This direct engagement with artists follows through to their organisational structure. 2014 co-curator Christiane Statham-Keys credits the stability of SafARI as a model with the consistency of its board and the involvement of past participants. Founder Lisa Corsi remains the president of the board, and the rest is of made up of artists and curators who’ve previously been involved, forming a brains trust of institutional memory. “The presence of emerging (and, increasingly, established) artists at Board level also helps us to keep their thoughts and needs at the forefront of our minds – they know the difficulties and challenges faced by emerging artists in Australia”.
This empathy with the challenges of producing emerging and experimental art and a commitment to a culture of creative risk-taking is at the heart of the mission of festivals such as these. Spaces for the presentation of experimental art are made via innovation and experimentation, via creative partnerships and collaboration, and via sheer determination – by the same strategies employed by the artists to produce that work. Ultimately, the quality and diversity of presentation opportunities is due directly to the quality and diversity of current art practice itself, and as long as that practice continues to develop and expand, so too will the spaces reach up to meet it.
1. Email correspondence with the author, 10 October 2013.
2. Email correspondence with the author, 11 October 2013.
3. Arts Hub, “Creative partnerships awarded across Australia”, http://www.artshub.com.au/news-article/news/all-arts/creative-partnerships-awarded-across-australia-196611. Accessed 3 October 2013.
4. Email correspondence with the author, 11 October 2013.
7. Email correspondence with the author, 9 October 2013.
Eleanor Zeichner is a writer interested in the intersections of performance, fiction and visual arts practice.
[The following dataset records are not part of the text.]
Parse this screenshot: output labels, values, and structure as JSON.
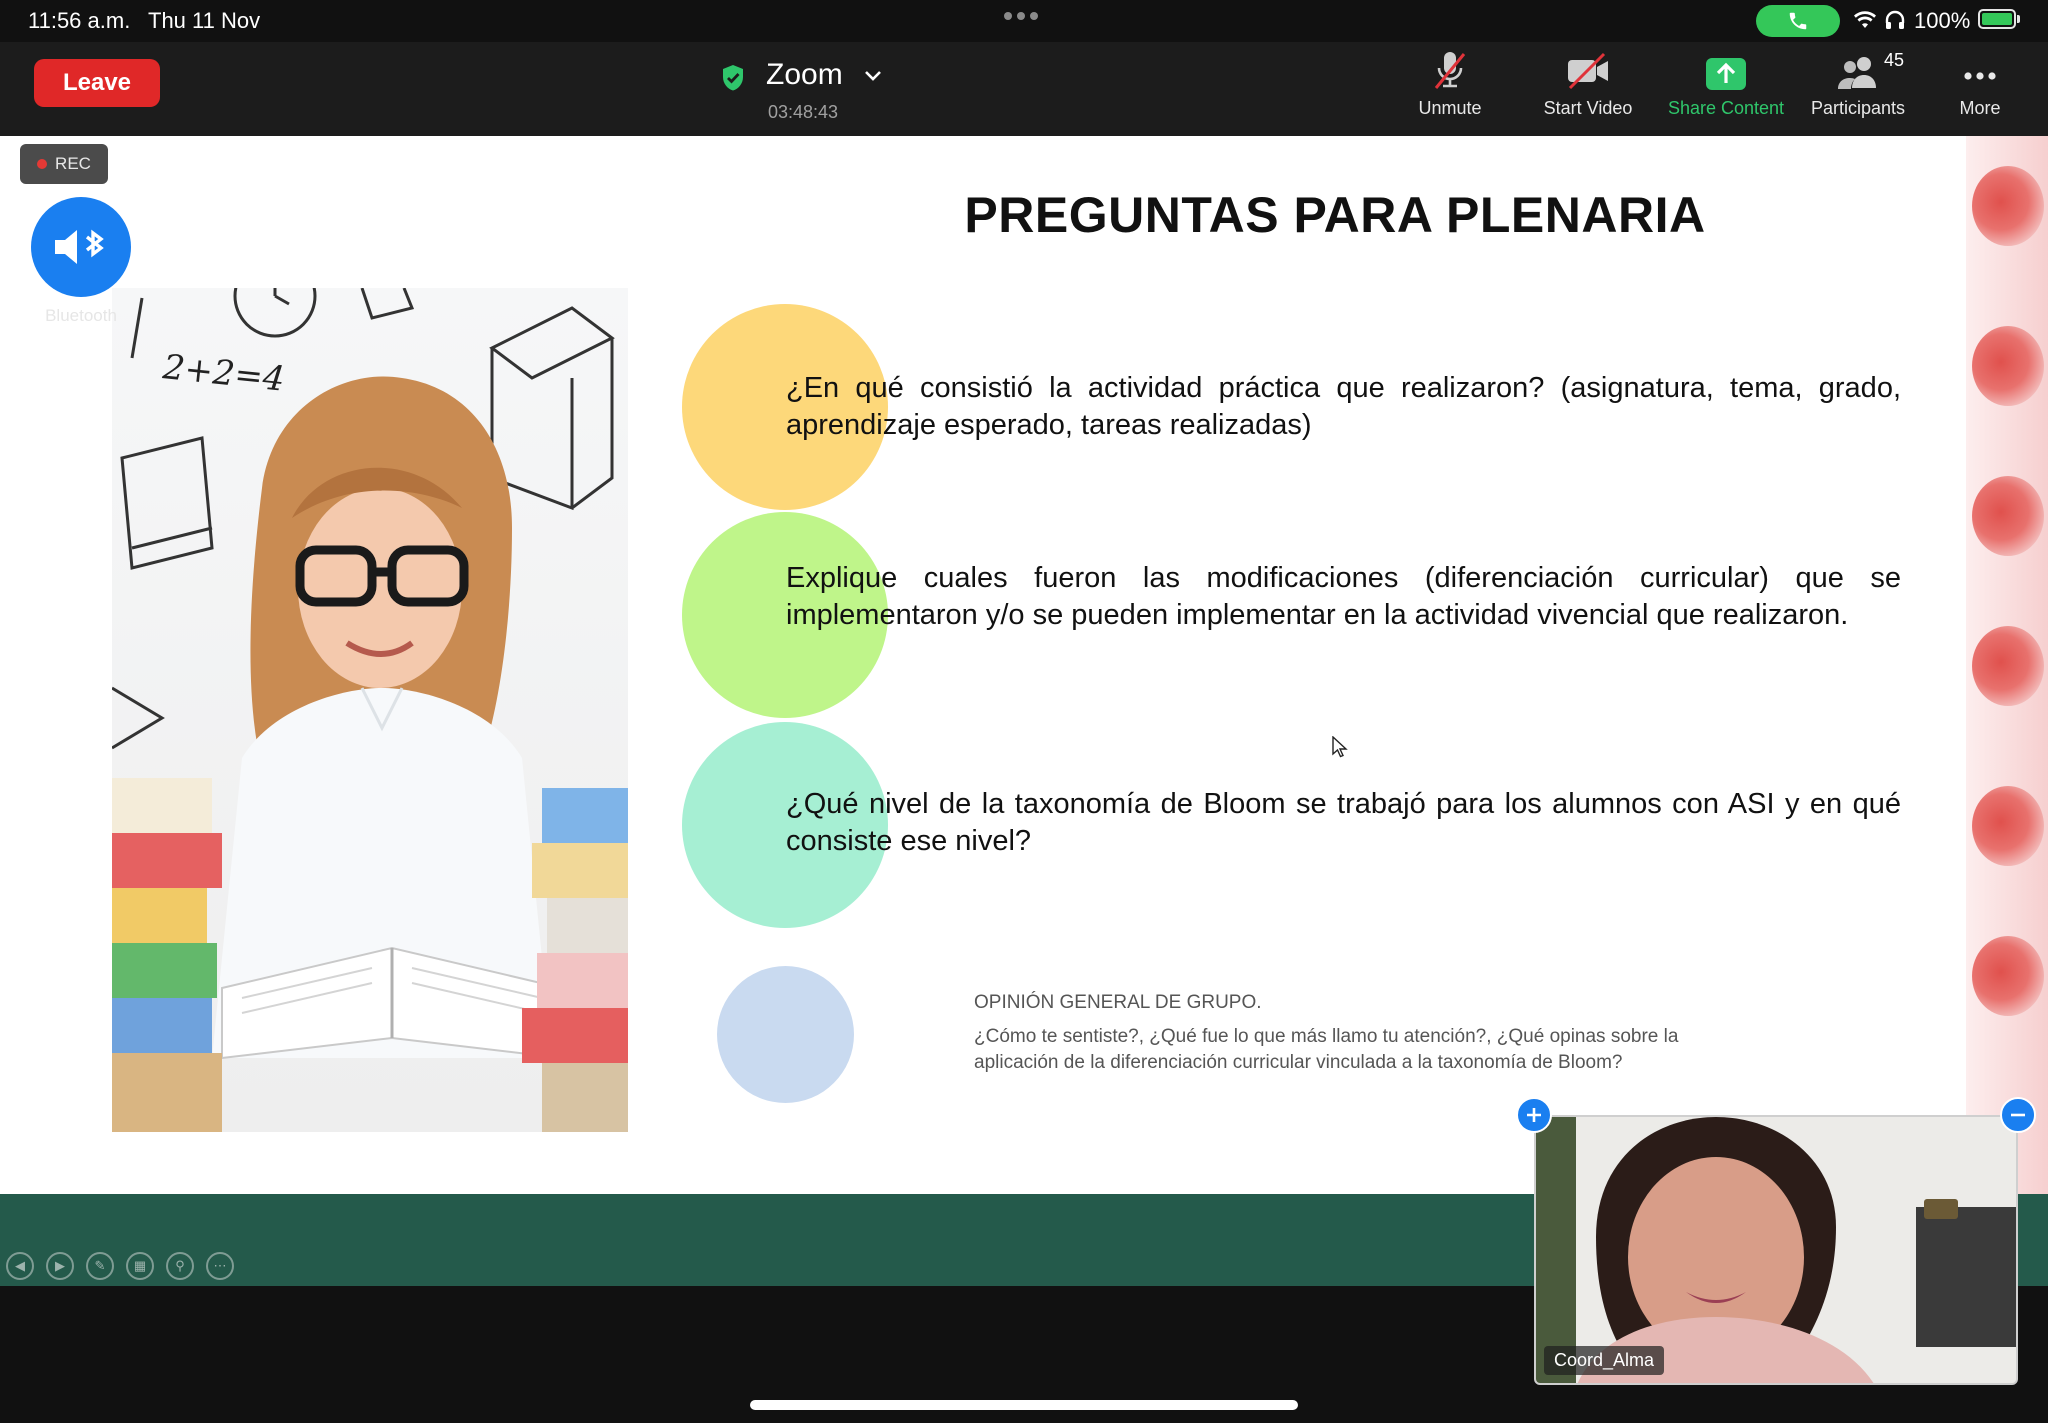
{
  "status_bar": {
    "time": "11:56 a.m.",
    "date": "Thu 11 Nov",
    "battery": "100%"
  },
  "toolbar": {
    "leave_label": "Leave",
    "meeting_title": "Zoom",
    "timer": "03:48:43",
    "unmute_label": "Unmute",
    "start_video_label": "Start Video",
    "share_label": "Share Content",
    "participants_label": "Participants",
    "participants_count": "45",
    "more_label": "More"
  },
  "recording": {
    "label": "REC"
  },
  "bluetooth": {
    "label": "Bluetooth"
  },
  "slide": {
    "title": "PREGUNTAS PARA PLENARIA",
    "photo_caption": "2+2=4",
    "questions": [
      {
        "text": "¿En qué consistió la actividad práctica que realizaron? (asignatura, tema, grado, aprendizaje esperado, tareas realizadas)",
        "color": "#fdd87a"
      },
      {
        "text": "Explique cuales fueron las modificaciones (diferenciación curricular) que se implementaron y/o se pueden implementar en la actividad vivencial que realizaron.",
        "color": "#bff58a"
      },
      {
        "text": "¿Qué nivel de la taxonomía de Bloom se trabajó para los alumnos con ASI y en qué consiste ese nivel?",
        "color": "#a6efd3"
      }
    ],
    "opinion": {
      "title": "OPINIÓN GENERAL DE GRUPO.",
      "body": "¿Cómo te sentiste?, ¿Qué fue lo que más llamo tu atención?, ¿Qué opinas sobre la aplicación de la diferenciación curricular vinculada a la taxonomía de Bloom?",
      "color": "#c9daf0"
    }
  },
  "video": {
    "participant_name": "Coord_Alma"
  },
  "colors": {
    "leave": "#e02828",
    "share_green": "#2fc66b",
    "accent_blue": "#1a7ff0",
    "strip": "#245a4b"
  }
}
She is currently Assistant Curator of UTS Gallery. From 2013-14...